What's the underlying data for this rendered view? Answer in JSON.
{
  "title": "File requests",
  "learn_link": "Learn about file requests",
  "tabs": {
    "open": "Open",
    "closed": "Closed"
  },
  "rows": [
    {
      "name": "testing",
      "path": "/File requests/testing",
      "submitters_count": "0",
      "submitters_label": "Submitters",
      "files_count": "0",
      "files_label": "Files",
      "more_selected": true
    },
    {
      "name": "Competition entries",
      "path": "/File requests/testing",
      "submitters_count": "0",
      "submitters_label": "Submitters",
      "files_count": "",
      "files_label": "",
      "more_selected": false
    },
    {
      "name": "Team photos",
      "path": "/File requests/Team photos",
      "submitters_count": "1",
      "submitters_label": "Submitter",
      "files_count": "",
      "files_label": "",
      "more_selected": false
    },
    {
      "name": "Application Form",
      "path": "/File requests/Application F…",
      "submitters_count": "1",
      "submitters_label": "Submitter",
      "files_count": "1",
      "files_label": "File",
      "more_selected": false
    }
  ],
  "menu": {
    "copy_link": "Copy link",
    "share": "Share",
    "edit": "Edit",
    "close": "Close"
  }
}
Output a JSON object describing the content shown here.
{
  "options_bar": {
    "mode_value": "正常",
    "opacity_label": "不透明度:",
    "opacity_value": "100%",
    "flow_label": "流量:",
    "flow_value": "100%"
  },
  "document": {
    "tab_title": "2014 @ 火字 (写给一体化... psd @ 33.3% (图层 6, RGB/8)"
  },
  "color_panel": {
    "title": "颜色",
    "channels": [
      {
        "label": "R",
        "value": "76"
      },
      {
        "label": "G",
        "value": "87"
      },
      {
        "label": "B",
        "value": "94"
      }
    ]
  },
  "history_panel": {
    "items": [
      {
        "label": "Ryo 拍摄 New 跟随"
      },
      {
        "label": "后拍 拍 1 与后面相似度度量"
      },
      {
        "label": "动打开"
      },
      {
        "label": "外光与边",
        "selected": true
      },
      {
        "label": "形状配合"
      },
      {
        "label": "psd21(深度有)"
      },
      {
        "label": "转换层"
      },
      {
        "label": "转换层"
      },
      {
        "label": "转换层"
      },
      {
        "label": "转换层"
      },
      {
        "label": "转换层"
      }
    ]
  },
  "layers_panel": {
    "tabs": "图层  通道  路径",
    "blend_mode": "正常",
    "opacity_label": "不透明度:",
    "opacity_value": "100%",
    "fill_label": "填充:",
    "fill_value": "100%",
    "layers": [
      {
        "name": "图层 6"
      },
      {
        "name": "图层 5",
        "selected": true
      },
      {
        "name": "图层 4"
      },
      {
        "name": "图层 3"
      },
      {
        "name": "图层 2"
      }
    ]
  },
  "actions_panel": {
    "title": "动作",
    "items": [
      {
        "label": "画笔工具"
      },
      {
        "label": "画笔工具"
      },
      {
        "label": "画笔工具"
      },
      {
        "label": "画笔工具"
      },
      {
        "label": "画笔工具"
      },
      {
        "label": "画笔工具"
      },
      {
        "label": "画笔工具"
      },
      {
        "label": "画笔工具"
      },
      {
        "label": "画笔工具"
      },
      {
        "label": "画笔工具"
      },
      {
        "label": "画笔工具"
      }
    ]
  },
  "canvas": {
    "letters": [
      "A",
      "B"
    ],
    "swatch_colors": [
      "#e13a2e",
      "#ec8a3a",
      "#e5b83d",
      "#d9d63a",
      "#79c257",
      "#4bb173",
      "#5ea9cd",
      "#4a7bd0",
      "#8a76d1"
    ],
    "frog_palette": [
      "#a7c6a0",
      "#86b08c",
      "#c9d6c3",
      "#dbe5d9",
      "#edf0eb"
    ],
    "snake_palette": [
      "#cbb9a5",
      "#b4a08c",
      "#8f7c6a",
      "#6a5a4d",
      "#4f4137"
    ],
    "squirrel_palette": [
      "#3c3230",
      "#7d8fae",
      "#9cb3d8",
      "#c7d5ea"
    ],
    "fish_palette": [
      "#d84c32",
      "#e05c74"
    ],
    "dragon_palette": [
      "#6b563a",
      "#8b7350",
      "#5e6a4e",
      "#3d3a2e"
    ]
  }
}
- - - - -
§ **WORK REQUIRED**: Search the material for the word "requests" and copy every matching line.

§ **ANSWER FOR THIS EXERCISE**:
  "title": "File requests",
  "learn_link": "Learn about file requests",
      "path": "/File requests/testing",
      "path": "/File requests/testing",
      "path": "/File requests/Team photos",
      "path": "/File requests/Application F…",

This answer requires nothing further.